==== Source data
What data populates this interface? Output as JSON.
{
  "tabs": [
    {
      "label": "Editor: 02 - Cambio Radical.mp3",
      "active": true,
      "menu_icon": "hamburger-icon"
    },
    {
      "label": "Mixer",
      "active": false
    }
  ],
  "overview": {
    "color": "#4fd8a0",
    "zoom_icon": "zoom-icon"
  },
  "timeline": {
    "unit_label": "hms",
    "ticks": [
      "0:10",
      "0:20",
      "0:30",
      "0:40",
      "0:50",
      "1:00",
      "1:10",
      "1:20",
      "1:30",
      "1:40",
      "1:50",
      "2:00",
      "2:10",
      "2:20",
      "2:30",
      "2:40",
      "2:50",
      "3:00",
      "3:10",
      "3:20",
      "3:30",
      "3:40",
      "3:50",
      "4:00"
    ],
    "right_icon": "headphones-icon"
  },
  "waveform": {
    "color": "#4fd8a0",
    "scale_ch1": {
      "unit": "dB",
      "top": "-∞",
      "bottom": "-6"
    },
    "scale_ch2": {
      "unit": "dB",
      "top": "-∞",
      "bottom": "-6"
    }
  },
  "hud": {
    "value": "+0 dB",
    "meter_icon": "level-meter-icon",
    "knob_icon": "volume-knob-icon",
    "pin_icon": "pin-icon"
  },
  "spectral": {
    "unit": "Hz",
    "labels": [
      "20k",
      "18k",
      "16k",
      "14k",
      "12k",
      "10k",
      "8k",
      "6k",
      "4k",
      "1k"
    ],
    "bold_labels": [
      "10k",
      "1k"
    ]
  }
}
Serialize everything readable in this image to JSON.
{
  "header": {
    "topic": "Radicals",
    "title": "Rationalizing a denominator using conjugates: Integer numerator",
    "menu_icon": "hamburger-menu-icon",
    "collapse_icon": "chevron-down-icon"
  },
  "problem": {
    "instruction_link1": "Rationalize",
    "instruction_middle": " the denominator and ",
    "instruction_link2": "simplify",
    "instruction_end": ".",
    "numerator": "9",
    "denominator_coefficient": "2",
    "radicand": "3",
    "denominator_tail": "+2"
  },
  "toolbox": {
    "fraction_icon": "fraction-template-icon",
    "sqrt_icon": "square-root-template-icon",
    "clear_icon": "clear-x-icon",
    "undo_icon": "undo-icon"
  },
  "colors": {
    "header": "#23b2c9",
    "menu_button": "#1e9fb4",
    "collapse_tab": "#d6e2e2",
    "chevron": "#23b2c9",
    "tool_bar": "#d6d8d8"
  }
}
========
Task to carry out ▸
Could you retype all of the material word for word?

Task solution ▸
What data populates this interface? Output as JSON.
{
  "tabs": [
    {
      "label": "Editor: 02 - Cambio Radical.mp3",
      "active": true,
      "menu_icon": "hamburger-icon"
    },
    {
      "label": "Mixer",
      "active": false
    }
  ],
  "overview": {
    "color": "#4fd8a0",
    "zoom_icon": "zoom-icon"
  },
  "timeline": {
    "unit_label": "hms",
    "ticks": [
      "0:10",
      "0:20",
      "0:30",
      "0:40",
      "0:50",
      "1:00",
      "1:10",
      "1:20",
      "1:30",
      "1:40",
      "1:50",
      "2:00",
      "2:10",
      "2:20",
      "2:30",
      "2:40",
      "2:50",
      "3:00",
      "3:10",
      "3:20",
      "3:30",
      "3:40",
      "3:50",
      "4:00"
    ],
    "right_icon": "headphones-icon"
  },
  "waveform": {
    "color": "#4fd8a0",
    "scale_ch1": {
      "unit": "dB",
      "top": "-∞",
      "bottom": "-6"
    },
    "scale_ch2": {
      "unit": "dB",
      "top": "-∞",
      "bottom": "-6"
    }
  },
  "hud": {
    "value": "+0 dB",
    "meter_icon": "level-meter-icon",
    "knob_icon": "volume-knob-icon",
    "pin_icon": "pin-icon"
  },
  "spectral": {
    "unit": "Hz",
    "labels": [
      "20k",
      "18k",
      "16k",
      "14k",
      "12k",
      "10k",
      "8k",
      "6k",
      "4k",
      "1k"
    ],
    "bold_labels": [
      "10k",
      "1k"
    ]
  }
}
Serialize everything readable in this image to JSON.
{
  "header": {
    "topic": "Radicals",
    "title": "Rationalizing a denominator using conjugates: Integer numerator",
    "menu_icon": "hamburger-menu-icon",
    "collapse_icon": "chevron-down-icon"
  },
  "problem": {
    "instruction_link1": "Rationalize",
    "instruction_middle": " the denominator and ",
    "instruction_link2": "simplify",
    "instruction_end": ".",
    "numerator": "9",
    "denominator_coefficient": "2",
    "radicand": "3",
    "denominator_tail": "+2"
  },
  "toolbox": {
    "fraction_icon": "fraction-template-icon",
    "sqrt_icon": "square-root-template-icon",
    "clear_icon": "clear-x-icon",
    "undo_icon": "undo-icon"
  },
  "colors": {
    "header": "#23b2c9",
    "menu_button": "#1e9fb4",
    "collapse_tab": "#d6e2e2",
    "chevron": "#23b2c9",
    "tool_bar": "#d6d8d8"
  }
}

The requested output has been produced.